The general manager of the Gambia Transport Service Company, GTSC, has informed members of the National Assembly select committee on public enterprises that most of the company’s buses have operated beyond the manufacturers’ recommended mileage of 300,000 kilometers.
Seedy Kanyi made this disclosure at the presentation of the company’s 2019 activity report with its parent Social Security and Housing Finance Corporation before lawmakers Thursday.
The country’s main public transport provider was established by the SSHFC in 2013 to provide safe, reliable and affordable bus transportation to Gambians.
Mr. Kanyi told deputies that the company has replenished its bus fleet three times since inception with a total of 45 buses intermittently purchased in 2015, 2016 and 2019 respectively.

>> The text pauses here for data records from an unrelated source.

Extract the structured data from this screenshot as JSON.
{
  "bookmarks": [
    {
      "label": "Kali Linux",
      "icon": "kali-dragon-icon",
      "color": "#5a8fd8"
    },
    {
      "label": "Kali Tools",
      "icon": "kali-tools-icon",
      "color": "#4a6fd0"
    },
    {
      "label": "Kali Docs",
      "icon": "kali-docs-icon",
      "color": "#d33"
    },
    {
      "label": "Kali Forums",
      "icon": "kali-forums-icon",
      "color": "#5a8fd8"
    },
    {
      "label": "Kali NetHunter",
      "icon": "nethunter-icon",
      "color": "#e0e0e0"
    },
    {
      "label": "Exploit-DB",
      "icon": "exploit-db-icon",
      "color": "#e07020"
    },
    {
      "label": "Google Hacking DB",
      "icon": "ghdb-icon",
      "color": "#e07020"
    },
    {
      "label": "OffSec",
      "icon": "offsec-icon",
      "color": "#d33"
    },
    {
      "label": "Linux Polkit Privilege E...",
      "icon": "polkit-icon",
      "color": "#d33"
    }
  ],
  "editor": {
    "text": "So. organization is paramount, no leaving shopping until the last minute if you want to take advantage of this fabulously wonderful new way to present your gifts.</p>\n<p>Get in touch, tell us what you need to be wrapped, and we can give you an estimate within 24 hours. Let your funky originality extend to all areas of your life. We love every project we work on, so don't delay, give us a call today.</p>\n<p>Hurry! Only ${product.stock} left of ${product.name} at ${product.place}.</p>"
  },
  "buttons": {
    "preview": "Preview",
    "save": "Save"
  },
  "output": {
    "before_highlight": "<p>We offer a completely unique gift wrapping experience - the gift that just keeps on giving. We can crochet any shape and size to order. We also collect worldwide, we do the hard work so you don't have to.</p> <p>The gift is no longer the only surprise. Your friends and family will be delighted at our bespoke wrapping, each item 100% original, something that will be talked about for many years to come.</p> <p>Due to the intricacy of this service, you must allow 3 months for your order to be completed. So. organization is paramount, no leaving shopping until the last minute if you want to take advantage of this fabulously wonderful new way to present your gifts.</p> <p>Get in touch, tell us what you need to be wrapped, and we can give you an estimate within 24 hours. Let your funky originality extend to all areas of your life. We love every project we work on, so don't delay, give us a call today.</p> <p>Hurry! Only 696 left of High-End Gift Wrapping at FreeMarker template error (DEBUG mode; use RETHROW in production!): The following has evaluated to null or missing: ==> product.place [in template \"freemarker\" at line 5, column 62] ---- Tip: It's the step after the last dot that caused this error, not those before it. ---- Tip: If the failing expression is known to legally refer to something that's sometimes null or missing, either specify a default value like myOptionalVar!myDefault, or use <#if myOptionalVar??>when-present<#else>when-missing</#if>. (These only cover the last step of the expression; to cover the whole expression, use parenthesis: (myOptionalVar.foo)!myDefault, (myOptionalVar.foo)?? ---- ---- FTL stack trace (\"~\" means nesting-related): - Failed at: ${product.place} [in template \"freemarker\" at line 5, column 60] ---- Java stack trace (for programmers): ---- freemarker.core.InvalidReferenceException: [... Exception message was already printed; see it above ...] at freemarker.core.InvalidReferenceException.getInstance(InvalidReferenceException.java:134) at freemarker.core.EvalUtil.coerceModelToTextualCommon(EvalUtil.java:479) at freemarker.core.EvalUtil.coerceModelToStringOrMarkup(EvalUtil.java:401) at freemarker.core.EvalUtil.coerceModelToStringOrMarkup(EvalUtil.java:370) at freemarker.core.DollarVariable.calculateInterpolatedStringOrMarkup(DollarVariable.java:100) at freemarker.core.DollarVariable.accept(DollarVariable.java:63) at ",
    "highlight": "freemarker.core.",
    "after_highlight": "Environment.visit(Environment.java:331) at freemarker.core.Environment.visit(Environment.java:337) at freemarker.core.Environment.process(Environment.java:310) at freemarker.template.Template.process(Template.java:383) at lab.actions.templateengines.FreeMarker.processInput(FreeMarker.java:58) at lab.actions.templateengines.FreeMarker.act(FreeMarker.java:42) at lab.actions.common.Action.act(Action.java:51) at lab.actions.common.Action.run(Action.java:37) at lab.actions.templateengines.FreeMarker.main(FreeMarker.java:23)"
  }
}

Outlining some of the constraints, the general manager said: “Aging and overused fleet have been one of our main challenges. According to the manufacturers, the buses were supposed to last for 7 years or clock 300,000 kilometers, however, most of our buses have operated over 700,000 kilometers due to lack of buffers to relieve them. Due to the age and usage, the buses have become hard to maintain. Even with our well-equipped and stocked workshops, the engineering department is now mostly performing corrective maintenance instead of preventive maintenance to improve reliability which uses more spare parts, oil, lubricants and manpower. The limited fleet size makes it difficult for us to adapt to customer needs and requirements.”
Other challenges facing the company according to Mr. Kanyi include fuel cost, foreign exchange fluctuations and hitches at international borders as GTSC buses encounter issues at borders and other informal checkpoints despite agreements with governments, security forces and transport unions of neighbouring countries.
He added that the GTSC has a very important and strategic role in the socio-economic development of the Gambia and as such, the government could intervene and assist the company in reducing cost by granting it fuel exemption tax to allow it operate more services since 34 percent of the total revenue goes into fuel impacting on fleet management and expansion.